The seder at Chabad of Palm Coast is open to all, but space may be limited and reservations are requested (386-225-4941).
“This follows in the teaching of our beloved Rabbi Menachem Mendel Schneerson of righteous memory,” Ezagui said. “Judaism is a proud birthright of every Jewish soul regardless of affiliation, and he or she is always welcome.”
Temple Beth Shalom of Palm Coast began the holiday early this past Thursday with Rabbi Rose Eberle presenting a spiritual insight into making matzot for Passover using specially guarded flour, and the different cultural preparations among Jews around the world. This was followed by members of the temple actually preparing and baking the basic flour and water “bread of affliction” for the Seder nights, and then adding seasonings and exotic flavors to enjoy matzot on the other nights.
“Making matzah with our own hands,” Eberle said, “builds a deeper appreciation of our miraculous deliverance from bondage, but the festival of Pesach (Passover) serves to bind us, one to the other, throughout the generations. Preparing, eating and fulfilling this commandment with dedication in our hearts enriches and sustains us as a people in the service of The Holy One, blessed be he."

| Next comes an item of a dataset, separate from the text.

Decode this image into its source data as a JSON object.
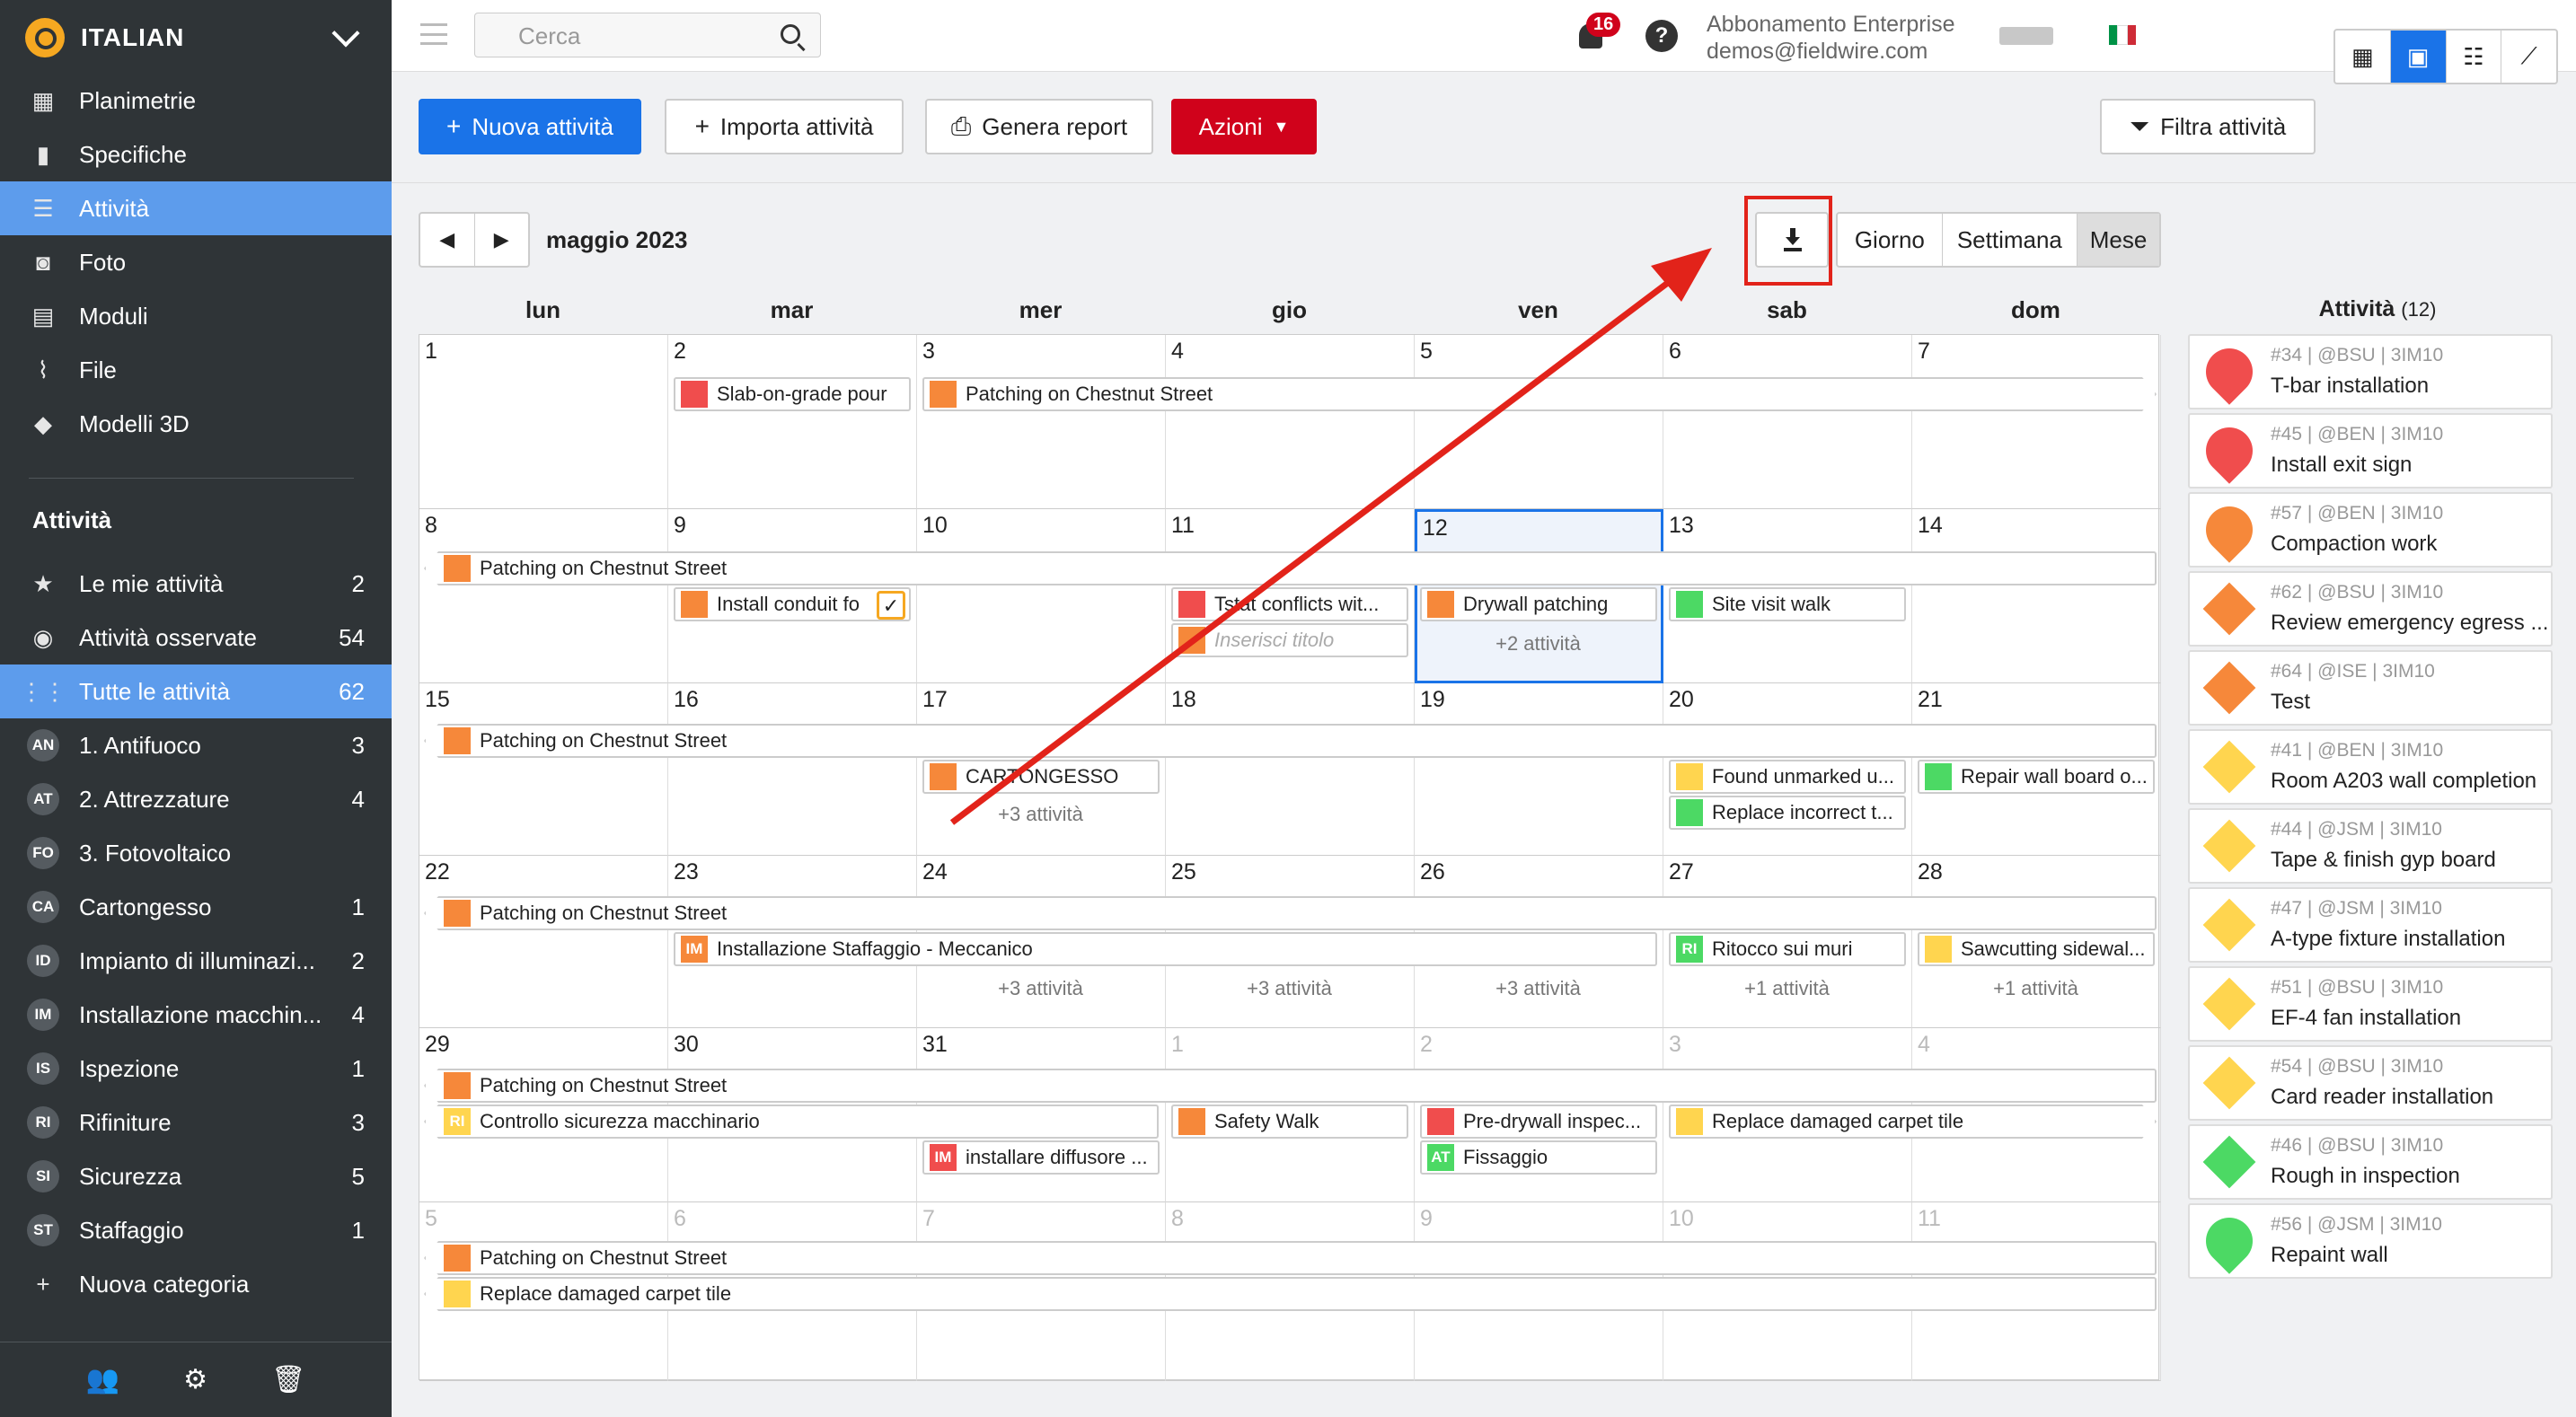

Space is limited for the Temple Beth Shalom seder, but feel free to call for information. To add some social fun to the holiday, Temple Beth Shalom of Palm Coast will also sponsor a Matzah Brei & Shakshuka Breakfast on Wednesday morning, April 20 that is open to all for a small charge. Call 386-445-3006 this Friday or Monday morning for additional information.